#### SUPPLIED ENTRIES:
----

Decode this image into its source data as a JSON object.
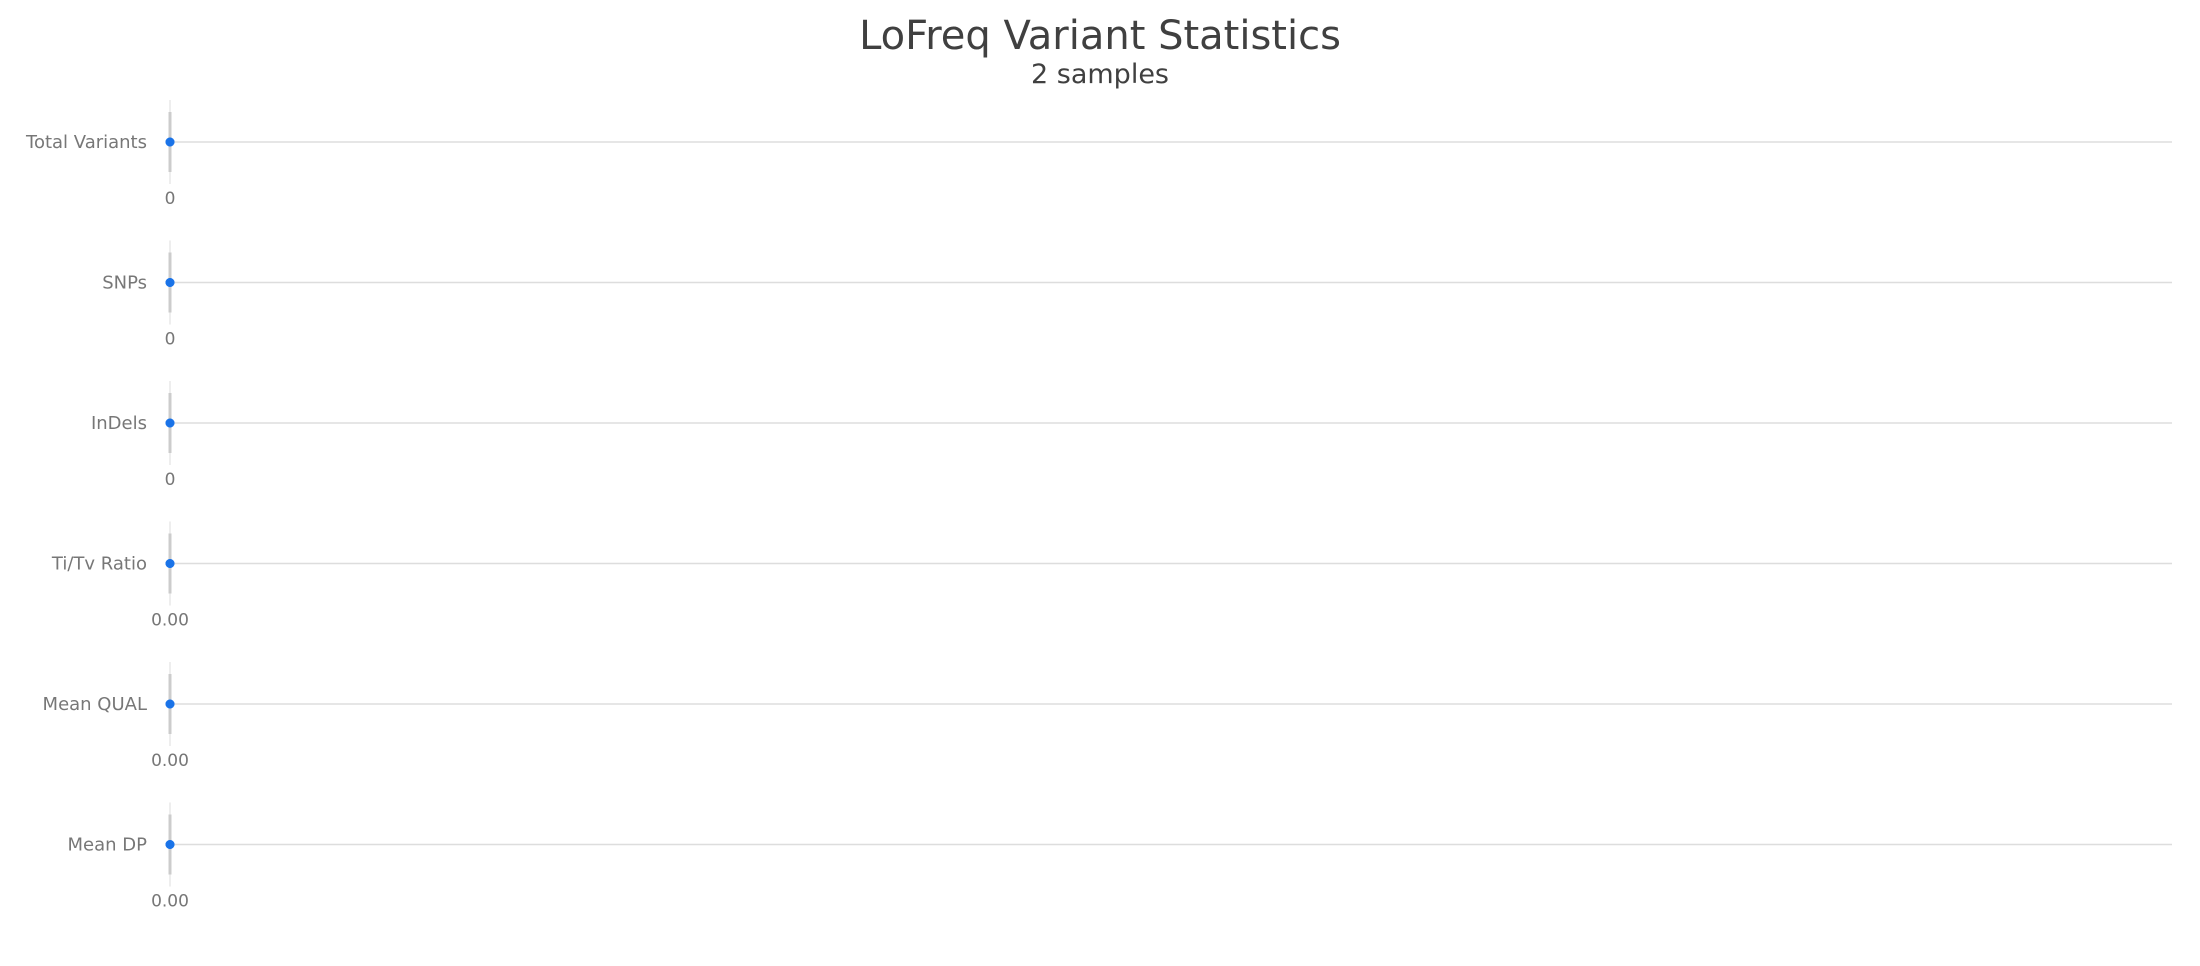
{
  "chart_data": {
    "type": "scatter",
    "title": "LoFreq Variant Statistics",
    "subtitle": "2 samples",
    "colors": {
      "point": "#1a73e8",
      "baseline": "#dddddd",
      "range_band": "#cccccc",
      "label": "#777777",
      "title": "#404040"
    },
    "grid": false,
    "rows": [
      {
        "label": "Total Variants",
        "values": [
          0,
          0
        ],
        "tick_label": "0"
      },
      {
        "label": "SNPs",
        "values": [
          0,
          0
        ],
        "tick_label": "0"
      },
      {
        "label": "InDels",
        "values": [
          0,
          0
        ],
        "tick_label": "0"
      },
      {
        "label": "Ti/Tv Ratio",
        "values": [
          0,
          0
        ],
        "tick_label": "0.00"
      },
      {
        "label": "Mean QUAL",
        "values": [
          0,
          0
        ],
        "tick_label": "0.00"
      },
      {
        "label": "Mean DP",
        "values": [
          0,
          0
        ],
        "tick_label": "0.00"
      }
    ]
  }
}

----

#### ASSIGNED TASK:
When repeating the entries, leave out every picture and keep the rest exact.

#### YOUR RESPONSE:
Decode this image into its source data as a JSON object.
{
  "chart_data": {
    "type": "scatter",
    "title": "LoFreq Variant Statistics",
    "subtitle": "2 samples",
    "colors": {
      "point": "#1a73e8",
      "baseline": "#dddddd",
      "range_band": "#cccccc",
      "label": "#777777",
      "title": "#404040"
    },
    "grid": false,
    "rows": [
      {
        "label": "Total Variants",
        "values": [
          0,
          0
        ],
        "tick_label": "0"
      },
      {
        "label": "SNPs",
        "values": [
          0,
          0
        ],
        "tick_label": "0"
      },
      {
        "label": "InDels",
        "values": [
          0,
          0
        ],
        "tick_label": "0"
      },
      {
        "label": "Ti/Tv Ratio",
        "values": [
          0,
          0
        ],
        "tick_label": "0.00"
      },
      {
        "label": "Mean QUAL",
        "values": [
          0,
          0
        ],
        "tick_label": "0.00"
      },
      {
        "label": "Mean DP",
        "values": [
          0,
          0
        ],
        "tick_label": "0.00"
      }
    ]
  }
}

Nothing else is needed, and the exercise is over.